Wednesday, September 05, 2007

Sub-Prime Mortgage Victim Joe

This past week, President Bush argued that the Federal Government should help the homeowners who are at risk of defaulting on their loans which they can no longer afford.

Over the past month, we have heard the media describe the borrowers as victims. They say that the mortgages were pushed upon them. They were tricked into taking out more money than they could afford.

It is easy to blame the mortgage companies. Yes, they did try a number of ninja loans that were risky. Yes, a bunch of those loans will default. And yes, the homeowners will lose their homes. All terrible stuff, right?

Wrong. The homeowners don't actually own anything. In fact, some of them will make a good bit of money out of their little mess. First, if they have a 125% loan-to-value deal, that means they never put any money into the house. If they have been paying interest only, then they have zero equity to lose. They are glorified renters. When the bank forcloses on the house, they will end up keeping that extra 25% of the loan. Why? Because it was used to pay off their credit card debt (Victims of the subprime mess were also victims of the credit card debt mess too).

So here is a little example:

Joe buys a house for $300,000. He takes out a ninja loan for $350,000 to pay off and "consolidate" his credit card debt which he ran up in his wild 20's. His monthly interest-only payment starts off at $1458 per month. All is well in the world. Joe is a fancy guy in a fancy house.

But wait! The evil lender pulled a fast one. (Not really, it was all spelled out in their loan agreement and Joe had an attorney do his close so he should have known it was coming!) The lender tied the 3rd year of the loan to float with prime. Now Joe is paying Prime +1 which makes his interest only payment $2890. How ever will Joe be able to get that new HD-DVR he has been wishing and praying for over the past 2 weeks.

Of course, this is when the Today show comes out with the sad story and the sad music about Joe. Joe who has already lost his dog to a Michael Vick dogfight. Joe who is a good guy and likes to work 40 hours a week. Joe who is an American just like you and me. (I apologize to our international readers, but being an American today means you never fail. That is why we have a government) Joe who is about to lose his house to a foreclosure.

After all the tears and sad commentary only briefly interrupted by a Flomax commercial, we all feel a little less secure.

If Joe, who is an American just like you and me, can lose his house then so can I!

On and on it goes with no end in sight. Here is the straight talk:

1. Joe is an idiot. He should never have bought a house without a down payment.

2. If Joe had not spent his earnings of his 30's while he was in his 20's (credit card debt) he might have a down payment.

3. Joe is an idiot (again). He never took the time to learn about how floating rate mortgages work. Nor did he ever learn how to plan beyond the next week.

4. Did I mention Joe was an idiot? By the way, Joe will make money by walking away from his loan because he is effectively paying off all his credit card debt when they take the house. You might say, but his credit would be destroyed. Duh! This idiot didn't have any credit. That is why he needed a sub-prime loan in the first place.

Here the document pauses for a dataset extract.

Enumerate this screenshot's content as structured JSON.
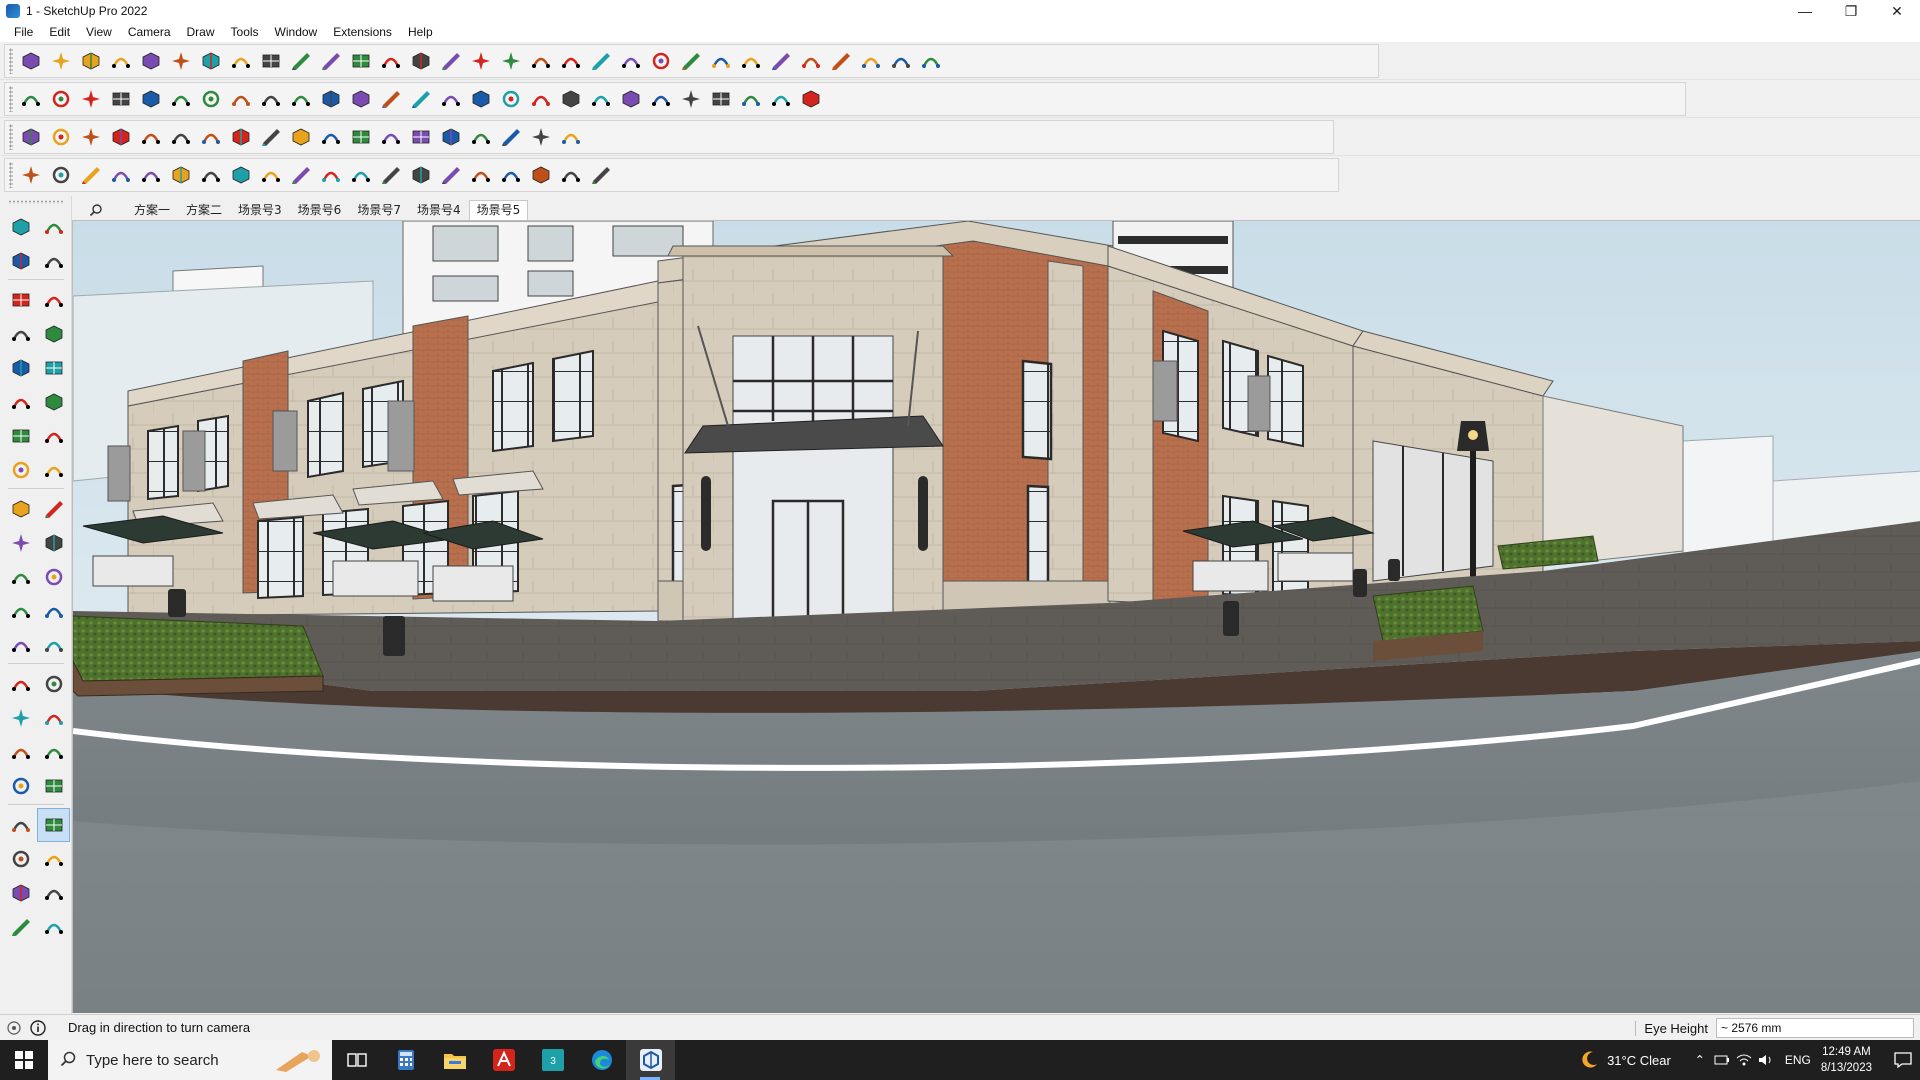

5. Finally, the government needs to butt out. Keep liquidity where needed. But forget about the Joe's of the world. Don't bail them out or the lenders or anyone else. Allow people to fail. It is part of life. It is how we grow and learn.

And this isn't even the reason I am so pissed today!

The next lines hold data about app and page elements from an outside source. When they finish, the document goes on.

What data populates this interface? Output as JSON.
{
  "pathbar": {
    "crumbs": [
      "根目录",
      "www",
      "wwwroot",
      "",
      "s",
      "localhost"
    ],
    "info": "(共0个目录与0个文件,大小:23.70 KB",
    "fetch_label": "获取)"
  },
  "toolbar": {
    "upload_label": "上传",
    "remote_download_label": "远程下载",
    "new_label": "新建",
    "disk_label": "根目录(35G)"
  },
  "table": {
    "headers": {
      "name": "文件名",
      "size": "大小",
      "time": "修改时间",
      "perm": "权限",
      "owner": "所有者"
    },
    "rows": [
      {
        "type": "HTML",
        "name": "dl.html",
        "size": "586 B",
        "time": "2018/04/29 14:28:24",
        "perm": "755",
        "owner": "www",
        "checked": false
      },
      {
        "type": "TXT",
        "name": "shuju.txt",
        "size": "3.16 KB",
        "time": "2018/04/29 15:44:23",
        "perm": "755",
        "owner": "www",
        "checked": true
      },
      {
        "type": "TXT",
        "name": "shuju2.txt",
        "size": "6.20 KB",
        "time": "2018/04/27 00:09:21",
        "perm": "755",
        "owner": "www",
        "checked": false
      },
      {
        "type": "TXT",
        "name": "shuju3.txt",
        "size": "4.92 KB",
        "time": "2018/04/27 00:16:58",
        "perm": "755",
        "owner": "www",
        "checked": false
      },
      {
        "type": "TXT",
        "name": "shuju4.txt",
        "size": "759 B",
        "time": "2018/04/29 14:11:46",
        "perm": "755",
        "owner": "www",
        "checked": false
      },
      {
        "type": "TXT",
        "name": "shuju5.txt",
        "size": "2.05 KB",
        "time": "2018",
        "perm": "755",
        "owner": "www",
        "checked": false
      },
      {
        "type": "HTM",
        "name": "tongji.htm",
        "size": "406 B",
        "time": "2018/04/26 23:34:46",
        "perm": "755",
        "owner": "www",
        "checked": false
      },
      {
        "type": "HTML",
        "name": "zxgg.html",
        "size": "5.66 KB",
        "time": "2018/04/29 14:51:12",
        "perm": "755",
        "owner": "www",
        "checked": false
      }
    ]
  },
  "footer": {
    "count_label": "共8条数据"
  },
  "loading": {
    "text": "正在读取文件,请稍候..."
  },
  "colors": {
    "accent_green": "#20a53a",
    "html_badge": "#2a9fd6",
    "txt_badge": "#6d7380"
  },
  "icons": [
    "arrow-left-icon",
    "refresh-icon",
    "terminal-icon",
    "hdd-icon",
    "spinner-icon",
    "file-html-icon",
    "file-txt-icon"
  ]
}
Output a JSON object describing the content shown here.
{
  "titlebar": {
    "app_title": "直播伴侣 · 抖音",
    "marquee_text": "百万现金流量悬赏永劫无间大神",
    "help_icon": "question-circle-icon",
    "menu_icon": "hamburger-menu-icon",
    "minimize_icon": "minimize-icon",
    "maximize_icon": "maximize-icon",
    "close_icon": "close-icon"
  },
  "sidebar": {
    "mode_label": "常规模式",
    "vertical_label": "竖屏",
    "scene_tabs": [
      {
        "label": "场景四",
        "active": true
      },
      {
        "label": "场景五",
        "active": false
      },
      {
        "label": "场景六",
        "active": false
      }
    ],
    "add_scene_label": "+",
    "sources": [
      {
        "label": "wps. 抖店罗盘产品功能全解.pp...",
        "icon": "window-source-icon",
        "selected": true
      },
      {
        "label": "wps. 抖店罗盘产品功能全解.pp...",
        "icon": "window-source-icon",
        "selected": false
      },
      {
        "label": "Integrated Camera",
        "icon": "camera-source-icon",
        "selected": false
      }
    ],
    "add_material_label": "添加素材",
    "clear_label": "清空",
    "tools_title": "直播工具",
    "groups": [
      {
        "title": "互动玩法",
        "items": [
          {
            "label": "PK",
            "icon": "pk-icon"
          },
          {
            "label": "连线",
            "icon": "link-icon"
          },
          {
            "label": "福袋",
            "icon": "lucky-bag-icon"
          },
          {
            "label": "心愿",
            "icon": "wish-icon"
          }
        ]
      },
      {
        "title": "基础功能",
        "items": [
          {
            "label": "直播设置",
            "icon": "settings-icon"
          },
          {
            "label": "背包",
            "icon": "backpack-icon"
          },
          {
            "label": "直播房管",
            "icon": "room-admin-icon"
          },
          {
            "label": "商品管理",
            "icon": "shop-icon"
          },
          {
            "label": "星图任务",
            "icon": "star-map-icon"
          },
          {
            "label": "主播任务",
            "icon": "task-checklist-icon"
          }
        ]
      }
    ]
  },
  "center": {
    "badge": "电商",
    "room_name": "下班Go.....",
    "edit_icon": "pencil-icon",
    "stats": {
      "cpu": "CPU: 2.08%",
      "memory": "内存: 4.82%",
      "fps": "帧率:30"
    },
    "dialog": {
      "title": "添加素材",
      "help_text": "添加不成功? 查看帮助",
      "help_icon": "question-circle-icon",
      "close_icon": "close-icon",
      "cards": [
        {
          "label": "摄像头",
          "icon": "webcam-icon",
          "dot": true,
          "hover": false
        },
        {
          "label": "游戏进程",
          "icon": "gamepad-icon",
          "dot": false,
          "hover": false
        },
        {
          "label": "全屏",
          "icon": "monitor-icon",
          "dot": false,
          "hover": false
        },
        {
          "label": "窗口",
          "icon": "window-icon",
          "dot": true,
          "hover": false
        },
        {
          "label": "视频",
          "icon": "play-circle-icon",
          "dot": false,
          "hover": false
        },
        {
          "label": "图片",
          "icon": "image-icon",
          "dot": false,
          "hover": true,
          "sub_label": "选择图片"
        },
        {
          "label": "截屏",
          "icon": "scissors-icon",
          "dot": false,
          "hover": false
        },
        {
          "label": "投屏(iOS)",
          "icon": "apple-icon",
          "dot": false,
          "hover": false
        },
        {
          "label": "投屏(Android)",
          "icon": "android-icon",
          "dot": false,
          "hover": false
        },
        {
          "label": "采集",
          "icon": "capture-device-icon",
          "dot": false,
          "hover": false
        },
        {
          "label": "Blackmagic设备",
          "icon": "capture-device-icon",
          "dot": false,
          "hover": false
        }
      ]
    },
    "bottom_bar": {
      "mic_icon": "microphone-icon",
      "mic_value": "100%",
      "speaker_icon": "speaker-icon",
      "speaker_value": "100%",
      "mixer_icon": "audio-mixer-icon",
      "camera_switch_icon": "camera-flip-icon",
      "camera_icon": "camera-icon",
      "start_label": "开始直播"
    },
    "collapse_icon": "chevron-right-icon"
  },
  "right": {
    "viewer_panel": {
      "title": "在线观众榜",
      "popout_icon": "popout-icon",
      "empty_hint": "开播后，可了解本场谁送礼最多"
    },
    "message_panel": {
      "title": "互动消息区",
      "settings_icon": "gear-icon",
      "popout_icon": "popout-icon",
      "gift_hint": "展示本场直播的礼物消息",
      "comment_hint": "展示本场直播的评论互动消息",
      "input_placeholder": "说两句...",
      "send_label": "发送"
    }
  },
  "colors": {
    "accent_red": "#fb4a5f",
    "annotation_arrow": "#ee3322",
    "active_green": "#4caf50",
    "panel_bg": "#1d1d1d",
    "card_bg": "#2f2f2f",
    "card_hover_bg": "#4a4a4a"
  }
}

Tamara in the house... said...

I enjoyed the way you spelled it out like the way it really happens. I want to know why you're pissed

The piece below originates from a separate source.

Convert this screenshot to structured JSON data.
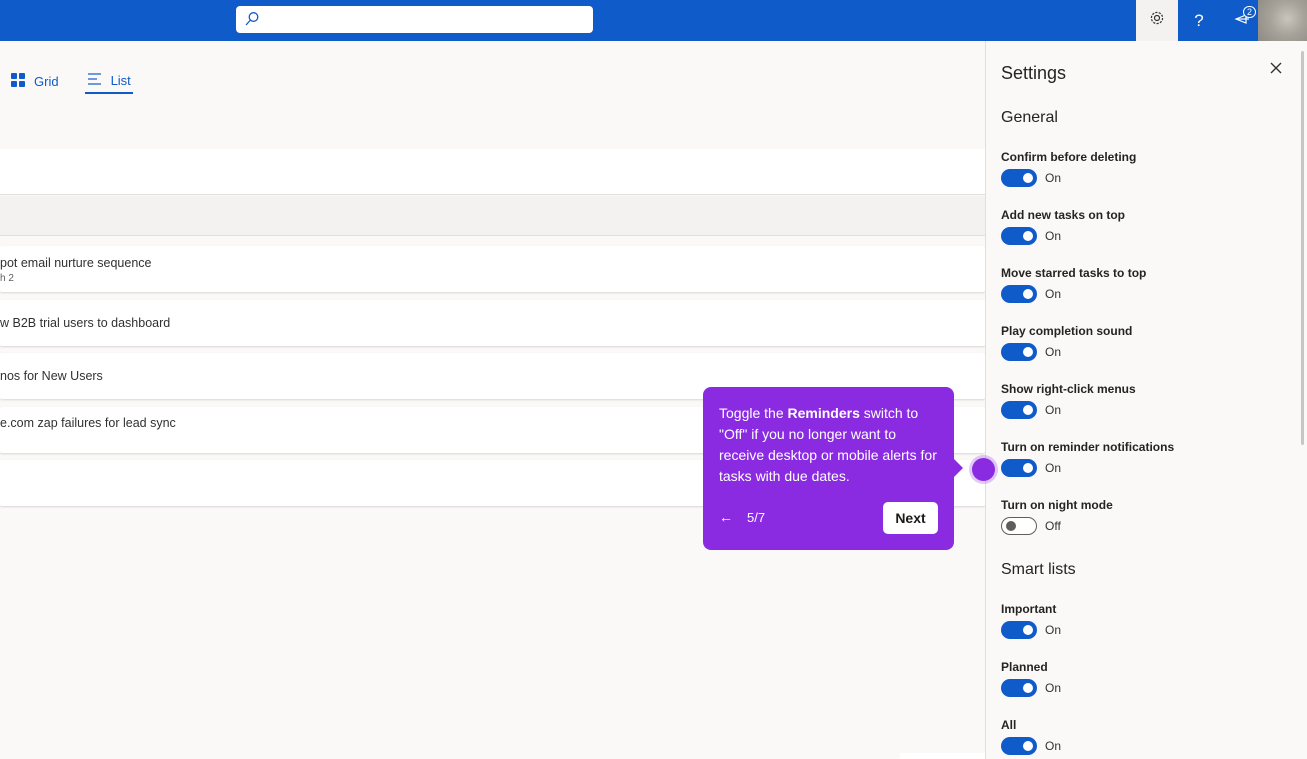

ellie said...

Over half of the subprime mortgages were for refinancing to pay credit card debt - not for new home purchases. Most of the refinancing (to pay credit card debt) was forced by mandatory arbitration judgments in courts of law.

I paid those "mandatory arbitration" awards by refinancing with a subprime mortgage. The arbitration awards were fraudulent because the real party in interest was misrepresented in arbitration and court of law. My accounts have remained delinquent (despite paid in full for over three years) and courts of law have discarded my complaints sending me BACK to arbitration for new round of fraudulent awards - likely against me - AGAIN!!!

There has been so much 'spin' about subprime mortgages no one knows what is really going on. The situation is very serious - and a danger to the credibility of the US Banking System and Courts.
Politicians are scared.

Government would not help me but finally the SEC is listening. I contacted the Department of Justice two years ago regarding subprime mortgage fraud. Billions could have been saved had my case been properly processed in court of law and Department of Justice.

Told them so.